Distinguished by its blue conical roof, four ornamented turrets and landmark clock tower, the Abbey of the Dormition in Jerusalem is a German Benedictine church completed in 1910. It was built on land given by the Turkish sultan to the German Kaiser Wilhelm II and commemorates the "falling asleep" (dormitio) of the Virgin Mary.
The land on which the Dormition Church stands was given to Kaiser Wilhelm II by the Turkish sultan on the occasion of the kaiser's visit to Jerusalem in 1898. Kaiser Wilhelm presented it to the German Catholic Society of the Holy Land, and the Church of the Virgin was built on the site from 1901-10 by the architect H. Renard. It was dedicated in 1910 by the German Benedictines.What to See??
In the courtyard the remains of a mosaic floor from the Byzantine basilica that once stood here are displayed under a glass cover. Unfortunately, the glare off the glass makes the mosaic nearly impossible to see.

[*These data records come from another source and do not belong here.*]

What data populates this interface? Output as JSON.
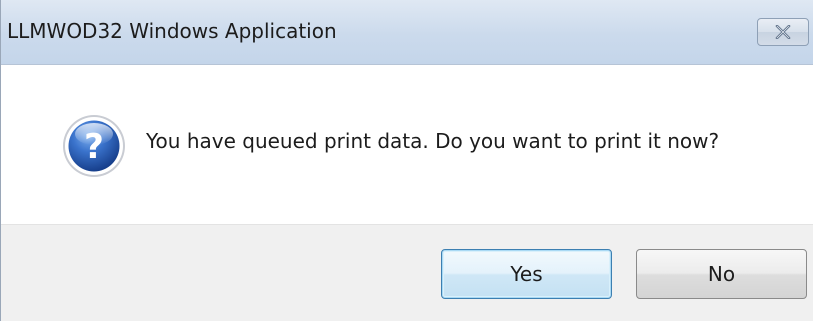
{
  "window": {
    "title": "LLMWOD32 Windows Application",
    "close_icon": "close-icon"
  },
  "dialog": {
    "icon": "question-icon",
    "message": "You have queued print data. Do you want to print it now?"
  },
  "buttons": {
    "yes_label": "Yes",
    "no_label": "No"
  },
  "colors": {
    "titlebar": "#cbdaec",
    "footer": "#f0f0f0",
    "default_button_border": "#3c7fb1",
    "icon_blue": "#2a5db0"
  }
}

The abbey's tall tower culminates in a balcony and dome with clock.
The echoing main church is round and uncluttered, conveying a strong sense of lightness and space. It is far from plain, however: the floor, walls and dome are all decorated with mosaics, mainly depicting the prophets and apostles. The apse features a lovely golden Byzantine-style mosaic of the Madonna and Child (from 1939) above the main altar. The six round chapels are decorated in gold.
The lower-level crypt is the traditional site of Mary's home and death. A circular pillared hall with ambulatories, it centers on the Chapel of the Dormition with a carved-stone figure of Mary in repose (dormitio). Above, a mosaic in the dome depicts Christ receiving her soul. Among the adjacent little chapels is one donated by the Ivory Coast, with wooden figures and motifs inlaid with ivory.

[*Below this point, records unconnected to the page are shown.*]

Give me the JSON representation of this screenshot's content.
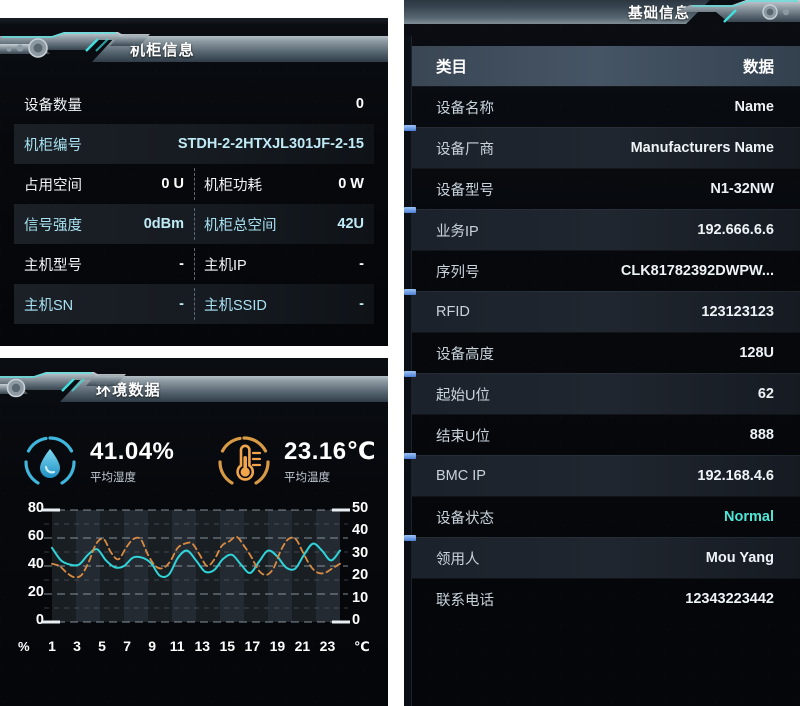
{
  "cabinet_panel": {
    "title": "机柜信息",
    "rows": [
      {
        "cells": [
          {
            "label": "设备数量",
            "value": "0",
            "label_style": "w",
            "value_style": "w"
          }
        ],
        "alt": false,
        "full": true
      },
      {
        "cells": [
          {
            "label": "机柜编号",
            "value": "STDH-2-2HTXJL301JF-2-15",
            "label_style": "c",
            "value_style": "c"
          }
        ],
        "alt": true,
        "full": true
      },
      {
        "cells": [
          {
            "label": "占用空间",
            "value": "0 U",
            "label_style": "w",
            "value_style": "w"
          },
          {
            "label": "机柜功耗",
            "value": "0 W",
            "label_style": "w",
            "value_style": "w"
          }
        ],
        "alt": false,
        "full": false
      },
      {
        "cells": [
          {
            "label": "信号强度",
            "value": "0dBm",
            "label_style": "c",
            "value_style": "c"
          },
          {
            "label": "机柜总空间",
            "value": "42U",
            "label_style": "c",
            "value_style": "c"
          }
        ],
        "alt": true,
        "full": false
      },
      {
        "cells": [
          {
            "label": "主机型号",
            "value": "-",
            "label_style": "w",
            "value_style": "w"
          },
          {
            "label": "主机IP",
            "value": "-",
            "label_style": "w",
            "value_style": "w"
          }
        ],
        "alt": false,
        "full": false
      },
      {
        "cells": [
          {
            "label": "主机SN",
            "value": "-",
            "label_style": "c",
            "value_style": "c"
          },
          {
            "label": "主机SSID",
            "value": "-",
            "label_style": "c",
            "value_style": "c"
          }
        ],
        "alt": true,
        "full": false
      }
    ]
  },
  "env_panel": {
    "title": "环境数据",
    "gauges": [
      {
        "icon": "humidity-drop-icon",
        "value": "41.04%",
        "label": "平均湿度",
        "color": "#35b9e0"
      },
      {
        "icon": "thermometer-icon",
        "value": "23.16℃",
        "label": "平均温度",
        "color": "#e8962e"
      }
    ],
    "chart_data": {
      "type": "line",
      "title": "环境数据",
      "xlabel": "",
      "ylabel": "",
      "grid": true,
      "legend": "none",
      "left_axis": {
        "unit": "%",
        "ticks": [
          0,
          20,
          40,
          60,
          80
        ],
        "ylim": [
          0,
          80
        ],
        "series": "平均湿度"
      },
      "right_axis": {
        "unit": "℃",
        "ticks": [
          0,
          10,
          20,
          30,
          40,
          50
        ],
        "ylim": [
          0,
          50
        ],
        "series": "平均温度"
      },
      "x": [
        1,
        2,
        3,
        4,
        5,
        6,
        7,
        8,
        9,
        10,
        11,
        12,
        13,
        14,
        15,
        16,
        17,
        18,
        19,
        20,
        21,
        22,
        23,
        24
      ],
      "xtick_labels": [
        "1",
        "3",
        "5",
        "7",
        "9",
        "11",
        "13",
        "15",
        "17",
        "19",
        "21",
        "23"
      ],
      "series": [
        {
          "name": "湿度",
          "axis": "left",
          "style": "solid",
          "color": "#2fd4d9",
          "values": [
            53,
            44,
            41,
            41,
            48,
            52,
            44,
            39,
            40,
            46,
            46,
            42,
            33,
            34,
            46,
            51,
            44,
            36,
            37,
            45,
            48,
            41,
            35,
            43,
            51,
            47,
            39,
            38,
            48,
            56,
            51,
            44,
            51
          ]
        },
        {
          "name": "温度",
          "axis": "right",
          "style": "dashed",
          "color": "#d98b42",
          "values": [
            26,
            25,
            22,
            20,
            21,
            27,
            35,
            37,
            31,
            28,
            33,
            37,
            37,
            30,
            25,
            24,
            27,
            33,
            35,
            35,
            30,
            25,
            28,
            34,
            36,
            38,
            34,
            29,
            23,
            21,
            24,
            32,
            37,
            37,
            31,
            25,
            22,
            22,
            24,
            26
          ]
        }
      ]
    }
  },
  "info_panel": {
    "title": "基础信息",
    "header": {
      "col_label": "类目",
      "col_value": "数据"
    },
    "rows": [
      {
        "label": "设备名称",
        "value": "Name",
        "alt": false,
        "accent": false
      },
      {
        "label": "设备厂商",
        "value": "Manufacturers Name",
        "alt": true,
        "accent": false
      },
      {
        "label": "设备型号",
        "value": "N1-32NW",
        "alt": false,
        "accent": false
      },
      {
        "label": "业务IP",
        "value": "192.666.6.6",
        "alt": true,
        "accent": false
      },
      {
        "label": "序列号",
        "value": "CLK81782392DWPW...",
        "alt": false,
        "accent": false
      },
      {
        "label": "RFID",
        "value": "123123123",
        "alt": true,
        "accent": false
      },
      {
        "label": "设备高度",
        "value": "128U",
        "alt": false,
        "accent": false
      },
      {
        "label": "起始U位",
        "value": "62",
        "alt": true,
        "accent": false
      },
      {
        "label": "结束U位",
        "value": "888",
        "alt": false,
        "accent": false
      },
      {
        "label": "BMC IP",
        "value": "192.168.4.6",
        "alt": true,
        "accent": false
      },
      {
        "label": "设备状态",
        "value": "Normal",
        "alt": false,
        "accent": true
      },
      {
        "label": "领用人",
        "value": "Mou Yang",
        "alt": true,
        "accent": false
      },
      {
        "label": "联系电话",
        "value": "12343223442",
        "alt": false,
        "accent": false
      }
    ]
  },
  "colors": {
    "accent_cyan": "#4fe6d8",
    "label_cyan": "#a8e2f2",
    "humidity": "#2fd4d9",
    "temperature": "#d98b42",
    "marker_blue": "#7aa8e8"
  }
}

Facilities on the premises include a bookstore with maps and religious literature and a cafeteria serving light refreshments.